To help a more experienced horse improve the canter half-pass, #IL2OR again came into play, when Isabell explained that “the half-pass is ridden by the inside leg.” She took the concept further into the double half-pass, in which the horse half-passes from the first letter of the long side to the center letter of the opposite side, changes the bend and half passes back to the last letter of the original long side.


Mark your calendars: CDS Annual Meeting and Health Fair, January 18-20, 2019. Sheraton Park Hotel Anaheim Resort. For the Health of the Horse, For the Health of the Rider
Keynote speaker Dr. Hilary Clayton: Biomechanics and its importance to performance and conditioning.
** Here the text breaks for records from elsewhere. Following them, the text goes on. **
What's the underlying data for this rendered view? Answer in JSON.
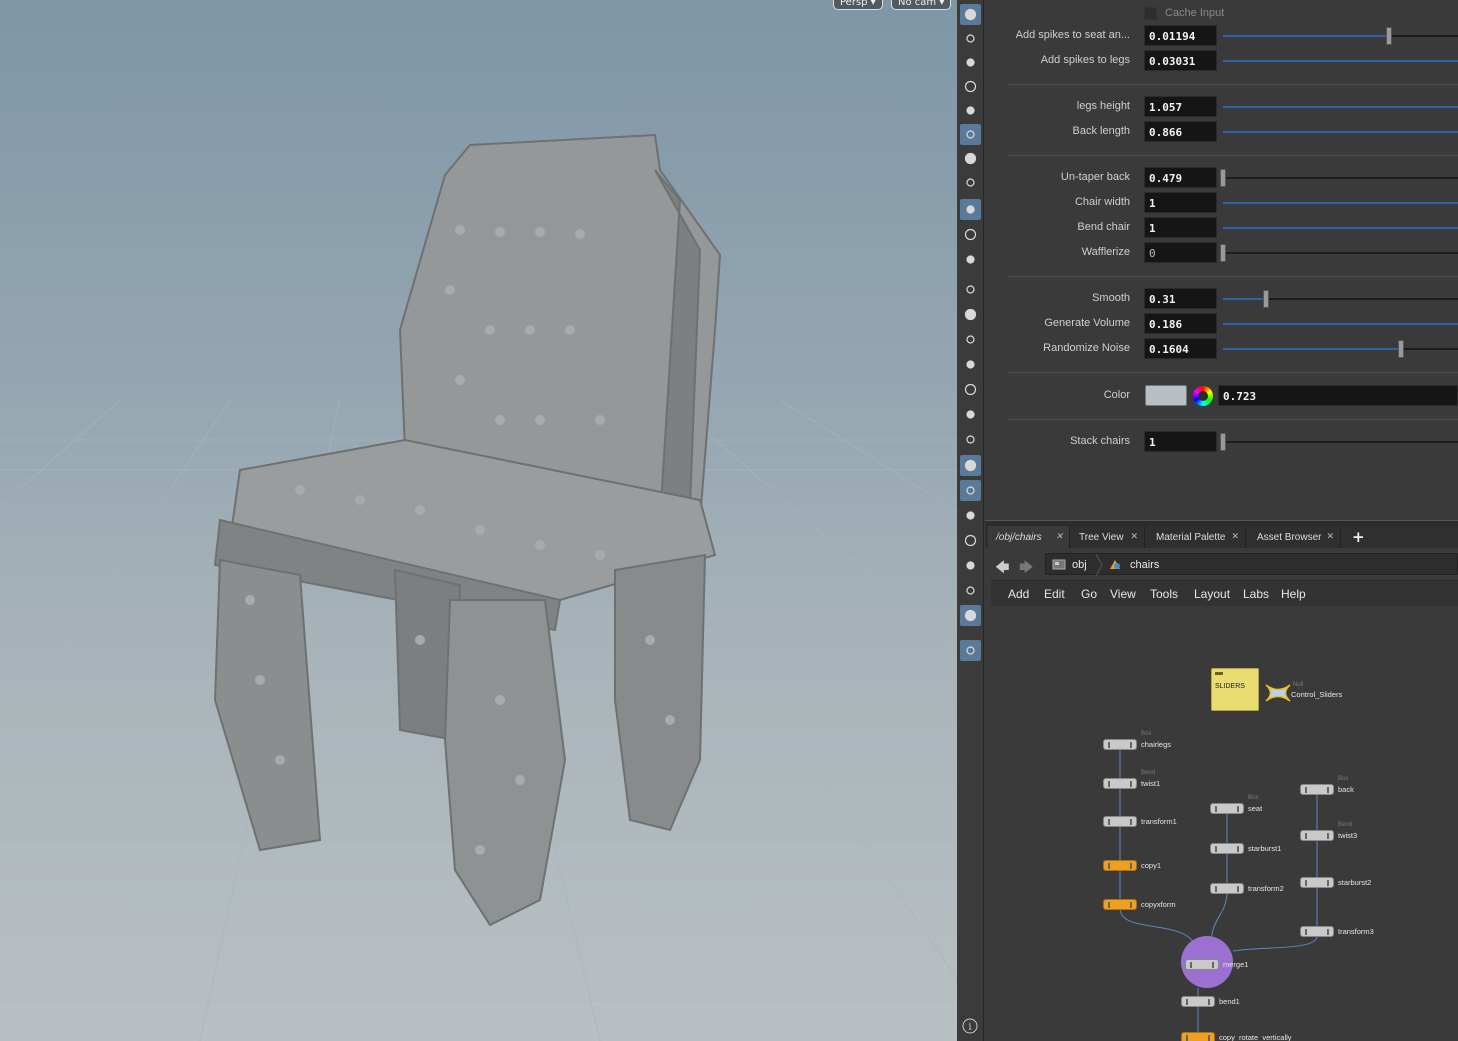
{
  "viewport": {
    "camera_menu": "Persp",
    "cam_menu": "No cam"
  },
  "params": {
    "cache_input_label": "Cache Input",
    "rows": [
      {
        "label": "Add spikes to seat an...",
        "value": "0.01194",
        "fraction": 0.69
      },
      {
        "label": "Add spikes to legs",
        "value": "0.03031",
        "fraction": 1.0
      },
      {
        "label": "legs height",
        "value": "1.057",
        "fraction": 1.0
      },
      {
        "label": "Back length",
        "value": "0.866",
        "fraction": 1.0
      },
      {
        "label": "Un-taper back",
        "value": "0.479",
        "fraction": 0.0
      },
      {
        "label": "Chair width",
        "value": "1",
        "fraction": 1.0
      },
      {
        "label": "Bend chair",
        "value": "1",
        "fraction": 1.0
      },
      {
        "label": "Wafflerize",
        "value": "0",
        "fraction": 0.0
      },
      {
        "label": "Smooth",
        "value": "0.31",
        "fraction": 0.18
      },
      {
        "label": "Generate Volume",
        "value": "0.186",
        "fraction": 1.0
      },
      {
        "label": "Randomize Noise",
        "value": "0.1604",
        "fraction": 0.74
      },
      {
        "label": "Stack chairs",
        "value": "1",
        "fraction": 0.0
      }
    ],
    "color": {
      "label": "Color",
      "value": "0.723",
      "swatch": "#b8c0c6"
    }
  },
  "network": {
    "tabs": [
      {
        "label": "/obj/chairs"
      },
      {
        "label": "Tree View"
      },
      {
        "label": "Material Palette"
      },
      {
        "label": "Asset Browser"
      }
    ],
    "tab_add": "+",
    "path": {
      "root": "obj",
      "current": "chairs"
    },
    "menu": [
      "Add",
      "Edit",
      "Go",
      "View",
      "Tools",
      "Layout",
      "Labs",
      "Help"
    ],
    "sticky_text": "SLIDERS",
    "null_node": {
      "type": "Null",
      "label": "Control_Sliders"
    },
    "nodes": [
      {
        "name": "chairlegs",
        "type": "Box",
        "kind": "gray"
      },
      {
        "name": "twist1",
        "type": "Bend",
        "kind": "gray"
      },
      {
        "name": "transform1",
        "type": "",
        "kind": "gray"
      },
      {
        "name": "copy1",
        "type": "",
        "kind": "orange"
      },
      {
        "name": "copyxform",
        "type": "",
        "kind": "orange"
      },
      {
        "name": "seat",
        "type": "Box",
        "kind": "gray"
      },
      {
        "name": "starburst1",
        "type": "",
        "kind": "gray"
      },
      {
        "name": "transform2",
        "type": "",
        "kind": "gray"
      },
      {
        "name": "back",
        "type": "Box",
        "kind": "gray"
      },
      {
        "name": "twist3",
        "type": "Bend",
        "kind": "gray"
      },
      {
        "name": "starburst2",
        "type": "",
        "kind": "gray"
      },
      {
        "name": "transform3",
        "type": "",
        "kind": "gray"
      },
      {
        "name": "merge1",
        "type": "",
        "kind": "gray"
      },
      {
        "name": "bend1",
        "type": "",
        "kind": "gray"
      },
      {
        "name": "copy_rotate_vertically",
        "type": "",
        "kind": "orange"
      }
    ]
  },
  "toolbar": {
    "icons": [
      "display-options-icon",
      "snapshot-icon",
      "lock-icon",
      "ghost-icon",
      "shading-icon",
      "lighting-icon",
      "light-bulb-icon",
      "skull-icon",
      "render-view-icon",
      "visualize-icon",
      "camera-icon",
      "point-icon",
      "brush-icon",
      "pin-icon",
      "point-numbers-icon",
      "fill-icon",
      "prim-numbers-icon",
      "normals-icon",
      "wireframe-icon",
      "checker-icon",
      "geometry-icon",
      "uv-icon",
      "handle-icon",
      "background-icon",
      "image-icon",
      "pin-location-icon",
      "info-icon"
    ]
  }
}
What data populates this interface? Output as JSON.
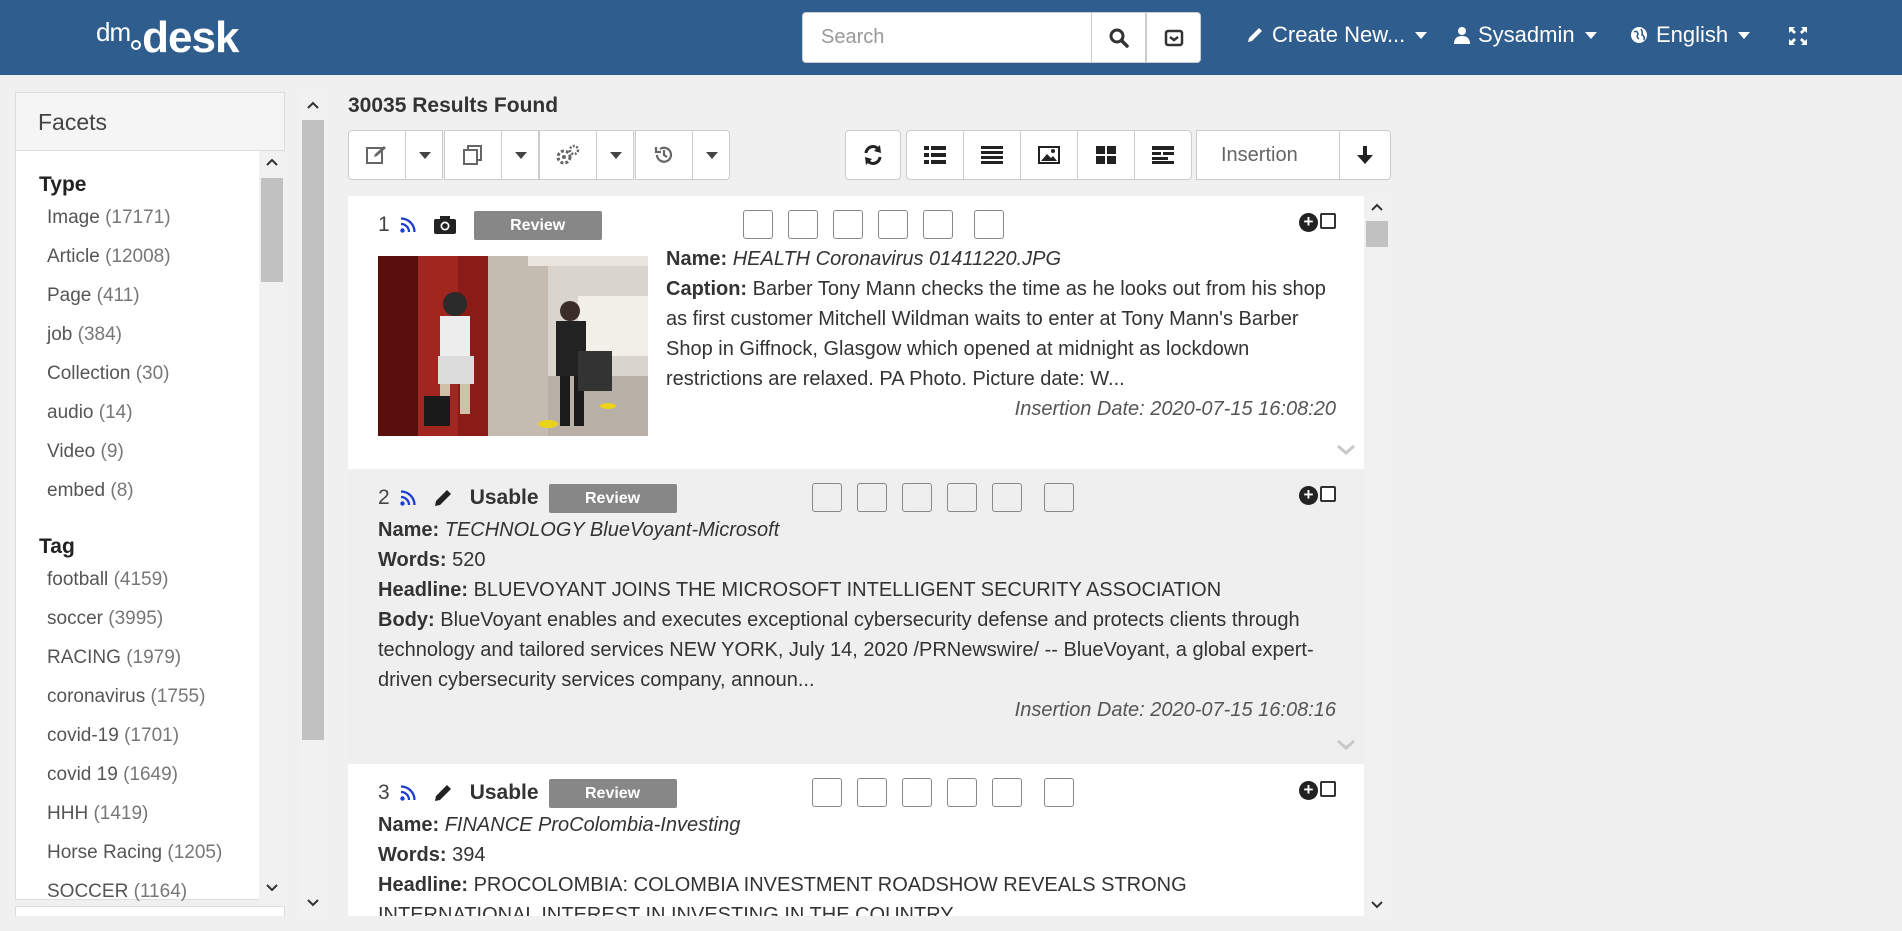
{
  "brand": {
    "dm": "dm",
    "desk": "desk"
  },
  "header": {
    "search_placeholder": "Search",
    "create_new": "Create New...",
    "user": "Sysadmin",
    "language": "English"
  },
  "facets": {
    "title": "Facets",
    "groups": [
      {
        "title": "Type",
        "items": [
          {
            "label": "Image",
            "count": "(17171)"
          },
          {
            "label": "Article",
            "count": "(12008)"
          },
          {
            "label": "Page",
            "count": "(411)"
          },
          {
            "label": "job",
            "count": "(384)"
          },
          {
            "label": "Collection",
            "count": "(30)"
          },
          {
            "label": "audio",
            "count": "(14)"
          },
          {
            "label": "Video",
            "count": "(9)"
          },
          {
            "label": "embed",
            "count": "(8)"
          }
        ]
      },
      {
        "title": "Tag",
        "items": [
          {
            "label": "football",
            "count": "(4159)"
          },
          {
            "label": "soccer",
            "count": "(3995)"
          },
          {
            "label": "RACING",
            "count": "(1979)"
          },
          {
            "label": "coronavirus",
            "count": "(1755)"
          },
          {
            "label": "covid-19",
            "count": "(1701)"
          },
          {
            "label": "covid 19",
            "count": "(1649)"
          },
          {
            "label": "HHH",
            "count": "(1419)"
          },
          {
            "label": "Horse Racing",
            "count": "(1205)"
          },
          {
            "label": "SOCCER",
            "count": "(1164)"
          }
        ]
      }
    ]
  },
  "results": {
    "count_text": "30035 Results Found",
    "sort_field": "Insertion"
  },
  "items": [
    {
      "num": "1",
      "status": "",
      "review": "Review",
      "name_label": "Name:",
      "name": "HEALTH Coronavirus 01411220.JPG",
      "caption_label": "Caption:",
      "caption": "Barber Tony Mann checks the time as he looks out from his shop as first customer Mitchell Wildman waits to enter at Tony Mann's Barber Shop in Giffnock, Glasgow which opened at midnight as lockdown restrictions are relaxed. PA Photo. Picture date: W...",
      "insertion": "Insertion Date: 2020-07-15 16:08:20"
    },
    {
      "num": "2",
      "status": "Usable",
      "review": "Review",
      "name_label": "Name:",
      "name": "TECHNOLOGY BlueVoyant-Microsoft",
      "words_label": "Words:",
      "words": "520",
      "headline_label": "Headline:",
      "headline": "BLUEVOYANT JOINS THE MICROSOFT INTELLIGENT SECURITY ASSOCIATION",
      "body_label": "Body:",
      "body": "BlueVoyant enables and executes exceptional cybersecurity defense and protects clients through technology and tailored services NEW YORK, July 14, 2020 /PRNewswire/ -- BlueVoyant, a global expert-driven cybersecurity services company, announ...",
      "insertion": "Insertion Date: 2020-07-15 16:08:16"
    },
    {
      "num": "3",
      "status": "Usable",
      "review": "Review",
      "name_label": "Name:",
      "name": "FINANCE ProColombia-Investing",
      "words_label": "Words:",
      "words": "394",
      "headline_label": "Headline:",
      "headline": "PROCOLOMBIA: COLOMBIA INVESTMENT ROADSHOW REVEALS STRONG INTERNATIONAL INTEREST IN INVESTING IN THE COUNTRY"
    }
  ]
}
More info at www.california-dressage.org.


“In the double half pass,” Isabell explained, “most of the riders are scared that they won’t have enough space to go with short, steep half passes.” You don’t want to run through the half-pass, then quickly change from one side to the other too abruptly, because then you would actually lose the first meters of the second half pass. It’s really important to take the time to be patient and do it right.

“In the first half pass, take the time to get a good introduction to the movement,” Isabell advised. “Take the time to bring the horse back, make it supple, for instance to come back as if for the piaffe or half steps, and bring him back slowly, before changing into the next half pass.” That’s where #IL2OR helps the rider change the bend to the new direction.

Isabell emphasized that taking your time and controlling the horse step by step is key to developing the double half-pass. She advised, “Maybe begin with a smaller little trot to come in and practice the correct bending and flexion from one side to the other, without being stressed about there not being enough space. When you have feeling and the right tempo for half pass, then you can start to improve the cadence and swing. First and most important, you both need to have the feeling that you have enough time and space to go through the half passes.”

Too Much Information? Never.

Usually too much information is not a good thing. Here, however, it’s the best of all worlds: two days of nothing but dressage, directly from Isabell Werth, reigning world champion. From my reams of paper that literally resemble a collection of medieval scrolls, notes from this clinic could fill this entire magazine. Since other stories deserve their space, I’ll just close with a couple of my favorite words of wisdom from Isabell:

“This is the same as with human athletes – we must stretch the horse’s muscles and tendons. Inside, outside – whatever makes the horse loose and flexible, helps the horse.”
“As much as necessary; as little as possible – that’s how much to use your aids.”

“Whatever happens, it’s always best to correct with forwardness.”

“When you miss a transition, it doesn’t matter, try again.”

“The best thing is, don’t discuss it (mistakes) with the horse.”

“Relax more, let him work more, trust him.”

“We forget that we can do so much in the walk.”

“No risk, no fun.”

Wishing you all the happiest of holiday seasons!